Have you ever driven around Loudoun County and observed:
- Shopping centers designed exclusively for automobile access even though they’re walking distance from residential developments?
- Pedestrians venturing to cross dangerous very wide divided highways to get from a residential area to a shopping center?
- Jogging and bicycle paths to nowhere; paths that border a residential development and then abruptly stop?
- Major routes where bicycles and pedestrians are simply prohibited?
If you ever wondered who thought this is not only acceptable, but a “good idea,” look no further than the NVTA. Since NVTA President Robert Chase sent his letter to Loudoun County Chamber of Commerce President Tony Howard and Delegate Randy Minchew, I’ve spent some time on their highly informative [NOT!] web site trying to understand their point of view. Aside from their support of Metro, the NVTA lobbies for exclusive automobile infrastructure that is exclusive of other modes of transportation.
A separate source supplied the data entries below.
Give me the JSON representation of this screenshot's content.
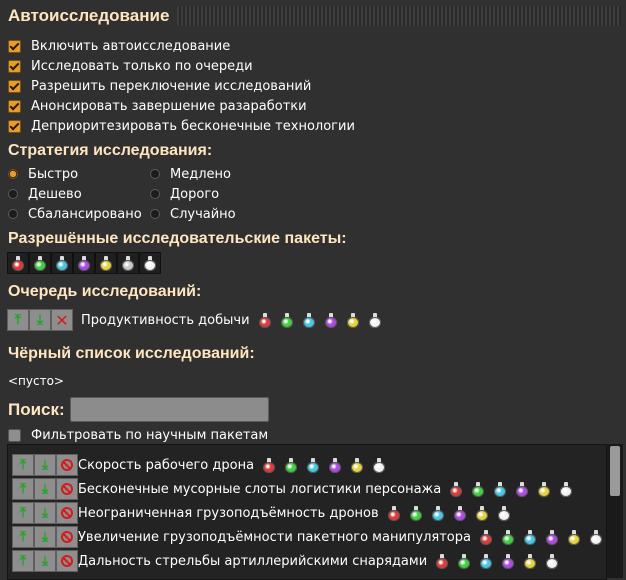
{
  "window": {
    "title": "Автоисследование"
  },
  "options": [
    {
      "label": "Включить автоисследование",
      "checked": true
    },
    {
      "label": "Исследовать только по очереди",
      "checked": true
    },
    {
      "label": "Разрешить переключение исследований",
      "checked": true
    },
    {
      "label": "Анонсировать завершение разаработки",
      "checked": true
    },
    {
      "label": "Деприоритезировать бесконечные технологии",
      "checked": true
    }
  ],
  "strategy": {
    "heading": "Стратегия исследования:",
    "options": [
      {
        "label": "Быстро",
        "selected": true
      },
      {
        "label": "Дешево",
        "selected": false
      },
      {
        "label": "Сбалансировано",
        "selected": false
      },
      {
        "label": "Медлено",
        "selected": false
      },
      {
        "label": "Дорого",
        "selected": false
      },
      {
        "label": "Случайно",
        "selected": false
      }
    ]
  },
  "packs": {
    "heading": "Разрешённые исследовательские пакеты:",
    "colors": [
      "#e03a3a",
      "#3fd13f",
      "#47c7e6",
      "#b04ae6",
      "#e6d23a",
      "#c9c9c9",
      "#f2f2f2"
    ]
  },
  "queue": {
    "heading": "Очередь исследований:",
    "item": {
      "label": "Продуктивность добычи",
      "packs": [
        "#e03a3a",
        "#3fd13f",
        "#47c7e6",
        "#b04ae6",
        "#e6d23a",
        "#f2f2f2"
      ]
    }
  },
  "blacklist": {
    "heading": "Чёрный список исследований:",
    "empty": "<пусто>"
  },
  "search": {
    "label": "Поиск:",
    "value": "",
    "filter_label": "Фильтровать по научным пакетам"
  },
  "techs": [
    {
      "label": "Скорость рабочего дрона",
      "packs": [
        "#e03a3a",
        "#3fd13f",
        "#47c7e6",
        "#b04ae6",
        "#e6d23a",
        "#f2f2f2"
      ]
    },
    {
      "label": "Бесконечные мусорные слоты логистики персонажа",
      "packs": [
        "#e03a3a",
        "#3fd13f",
        "#47c7e6",
        "#b04ae6",
        "#e6d23a",
        "#f2f2f2"
      ]
    },
    {
      "label": "Неограниченная грузоподъёмность дронов",
      "packs": [
        "#e03a3a",
        "#3fd13f",
        "#47c7e6",
        "#b04ae6",
        "#e6d23a",
        "#f2f2f2"
      ]
    },
    {
      "label": "Увеличение грузоподъёмности пакетного манипулятора",
      "packs": [
        "#e03a3a",
        "#3fd13f",
        "#47c7e6",
        "#b04ae6",
        "#e6d23a",
        "#f2f2f2"
      ]
    },
    {
      "label": "Дальность стрельбы артиллерийскими снарядами",
      "packs": [
        "#e03a3a",
        "#3fd13f",
        "#47c7e6",
        "#b04ae6",
        "#e6d23a",
        "#f2f2f2"
      ]
    }
  ]
}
The NVTA might as well be called the automobile uber-alles society.
After a less than satisfying browse through the site, I decided to put “pedestrian” into the search engine, and discovered an article called “…the Bad and the Ugly 01/07/09.” The article listed “‘bad or ugly’ federal investments in mobility and prosperity.” Here they are:
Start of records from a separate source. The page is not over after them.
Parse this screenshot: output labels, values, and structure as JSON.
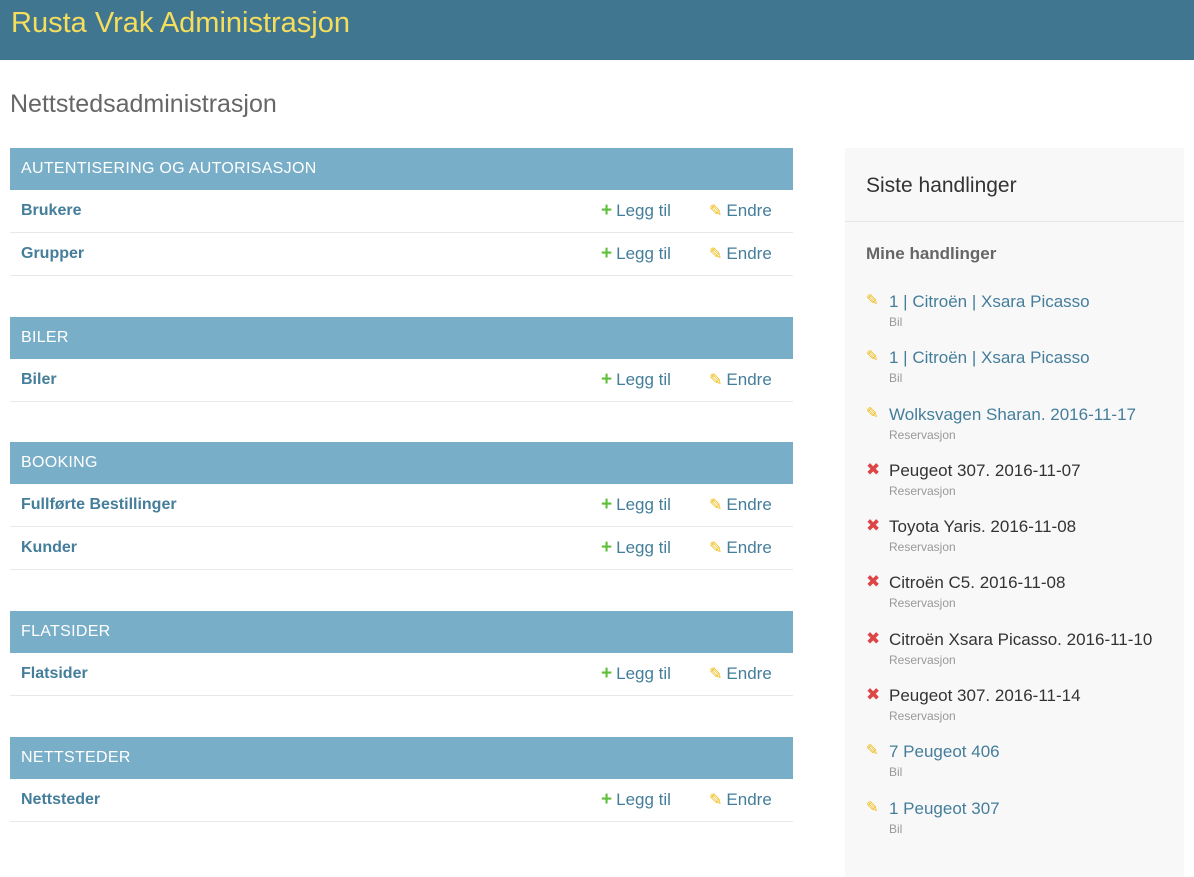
{
  "header": {
    "site_name": "Rusta Vrak Administrasjon"
  },
  "page": {
    "title": "Nettstedsadministrasjon"
  },
  "modules": [
    {
      "caption": "AUTENTISERING OG AUTORISASJON",
      "models": [
        {
          "name": "Brukere",
          "add": "Legg til",
          "change": "Endre"
        },
        {
          "name": "Grupper",
          "add": "Legg til",
          "change": "Endre"
        }
      ]
    },
    {
      "caption": "BILER",
      "models": [
        {
          "name": "Biler",
          "add": "Legg til",
          "change": "Endre"
        }
      ]
    },
    {
      "caption": "BOOKING",
      "models": [
        {
          "name": "Fullførte Bestillinger",
          "add": "Legg til",
          "change": "Endre"
        },
        {
          "name": "Kunder",
          "add": "Legg til",
          "change": "Endre"
        }
      ]
    },
    {
      "caption": "FLATSIDER",
      "models": [
        {
          "name": "Flatsider",
          "add": "Legg til",
          "change": "Endre"
        }
      ]
    },
    {
      "caption": "NETTSTEDER",
      "models": [
        {
          "name": "Nettsteder",
          "add": "Legg til",
          "change": "Endre"
        }
      ]
    }
  ],
  "icons": {
    "add": "+",
    "change": "✎",
    "delete": "✖"
  },
  "sidebar": {
    "title": "Siste handlinger",
    "subtitle": "Mine handlinger",
    "actions": [
      {
        "kind": "change",
        "icon": "pencil-icon",
        "label": "1 | Citroën | Xsara Picasso",
        "type": "Bil"
      },
      {
        "kind": "change",
        "icon": "pencil-icon",
        "label": "1 | Citroën | Xsara Picasso",
        "type": "Bil"
      },
      {
        "kind": "change",
        "icon": "pencil-icon",
        "label": "Wolksvagen Sharan. 2016-11-17",
        "type": "Reservasjon"
      },
      {
        "kind": "delete",
        "icon": "delete-icon",
        "label": "Peugeot 307. 2016-11-07",
        "type": "Reservasjon"
      },
      {
        "kind": "delete",
        "icon": "delete-icon",
        "label": "Toyota Yaris. 2016-11-08",
        "type": "Reservasjon"
      },
      {
        "kind": "delete",
        "icon": "delete-icon",
        "label": "Citroën C5. 2016-11-08",
        "type": "Reservasjon"
      },
      {
        "kind": "delete",
        "icon": "delete-icon",
        "label": "Citroën Xsara Picasso. 2016-11-10",
        "type": "Reservasjon"
      },
      {
        "kind": "delete",
        "icon": "delete-icon",
        "label": "Peugeot 307. 2016-11-14",
        "type": "Reservasjon"
      },
      {
        "kind": "change",
        "icon": "pencil-icon",
        "label": "7 Peugeot 406",
        "type": "Bil"
      },
      {
        "kind": "change",
        "icon": "pencil-icon",
        "label": "1 Peugeot 307",
        "type": "Bil"
      }
    ]
  },
  "colors": {
    "header_bg": "#417690",
    "site_name": "#f5dd5d",
    "caption_bg": "#79aec8",
    "link": "#447e9b",
    "add_icon": "#5fbf3b",
    "change_icon": "#efb80b",
    "delete_icon": "#dd4646"
  }
}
- Eisenhower Trail Underpass (Alexandria) – $500,000
- Sidewalk improvements (Falls Church) – $250,000
- Streetscape revitalizations (Herndon) – $3 million
New trolleys (Alexandria) – $2.4 million Columbia Pike streetcar (Arlington)- $50 million
- Washington Boulevard Trail Phase 2 (Arlington) – $1 million
- Holmes Run Bike Trail Reconstruction at I-395 (Alexandria) – $3 million
- Pedestrian-bicycle bridge from Commonwealth Avenue to Eads Street (Alexandria) – $6 million
- Old Cameron Run Bicycle Trail (Alexandria) – $2 million
- Route 110 South Trail (Arlington) – $300,000
- I-66/Custis, Four Mile Run and W&OD trails Enhancements (Arlington) – $2 million
Except for the trolleys and streetcar (strikethrough mine), they are all pedestrian and bicycle projects.
This requires further research.
Is the article missing a hyperlink to other multi-modal projects that the NVTA does support? Do pedestrians and bicycles fail to “bring home the bacon” to board members and their parent companies? Does the NVTA perhaps have different definitions for “mobility” and “prosperity” from an ordinary citizen?
There may be differences in the definitions of “bad” and “ugly” too. Citizens may find a good bit of “bad” and “ugly” here.